The Court disagreed. First, the Court discussed its prior decisions analyzing the Kessler doctrine: in Brain Life, LLC v. Elekta Inc., 746 F.3d 1045 (Fed. Cir. 2014), the Court held that the doctrine bars all claims that were brought or “could have been brought” in the prior action; in SpeedTrack, Inc. v. Office Depot, Inc., 791 F.3d 1317 (Fed. Cir. 2015), the Court explained that Kessler prevents patent owners from suing a manufacturer for literal infringement in one action, and if unsuccessful, then filing suit against the manufacturer’s customers under any claim or theory not actually litigated against the manufacturer, so long as it challenged only those acts of infringement that post-dated the judgment in the first action; and in SimpleAir, Inc. v. Google LLC, 884 F.3d 1160 (Fed. Cir. 2018), the Court explained that the Kessler doctrine fills the “temporal gap” left by claim preclusion, even if not filled by issue preclusion. These cases illustrate that the Kessler doctrine is not simply an early version of non-mutual collateral estoppel, but rather, a close relative to claim preclusion but without the temporal limitation.
Next, the Court explained that PersonalWeb cited no cases requiring that issues of non-infringement or invalidity be actually litigated before the Kessler doctrine could be invoked. Nor does the doctrine only apply to instances in which collateral estoppel would apply. Rather, PersonalWeb, by way of its stipulated with-prejudice dismissal, “abandoned its claims against Amazon without reservation, explicit or implicit.” As such, the Court explained that the judgment in the Texas case stands as an adjudication that Amazon was not liable for the acts of infringement alleged by PersonalWeb.
Further, the Court explained that the policy that drove the Supreme Court’s decision in Kessler would be “ill-served” by adopting PersonalWeb’s proposed rule.

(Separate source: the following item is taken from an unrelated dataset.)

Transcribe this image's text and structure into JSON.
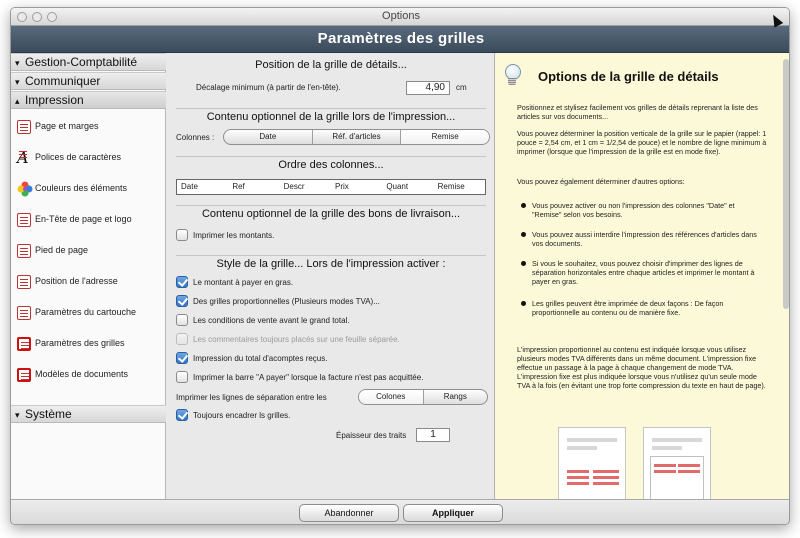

In Kessler, the court explained that to allow follow-up suits by the patentee against Kessler’s customers would “practically … destroy Kessler’s judgment right.” The same is true here. Kessler thus grants a “limited trade right” that attaches to the product itself, and as such, Amazon’s S3 product was protected from subsequent infringement challenges, even when those challenges were directed at Amazon’s customers rather than at Amazon. PersonalWeb’s narrow reading of the doctrine would leave a patentee free to engage in the same type of harassment the Supreme Court sought to prevent.
Finally, the Court explained that applying Kessler to voluntary dismissals with prejudice in no way contravenes the public interest in the settlement of patent litigation because to the extent a plaintiff wishes to settle an infringement action while preserving its rights to sue the same or other parties in the future, it can do so by framing the dismissal agreement to preserve any such rights the defendant is willing to agree to. In doing so, settling parties remain free to limit the preclusive effect of a dismissal.
The Court thus affirmed the district court’s grant of summary judgment in favor of Amazon and its customers.
The opinion can be found here.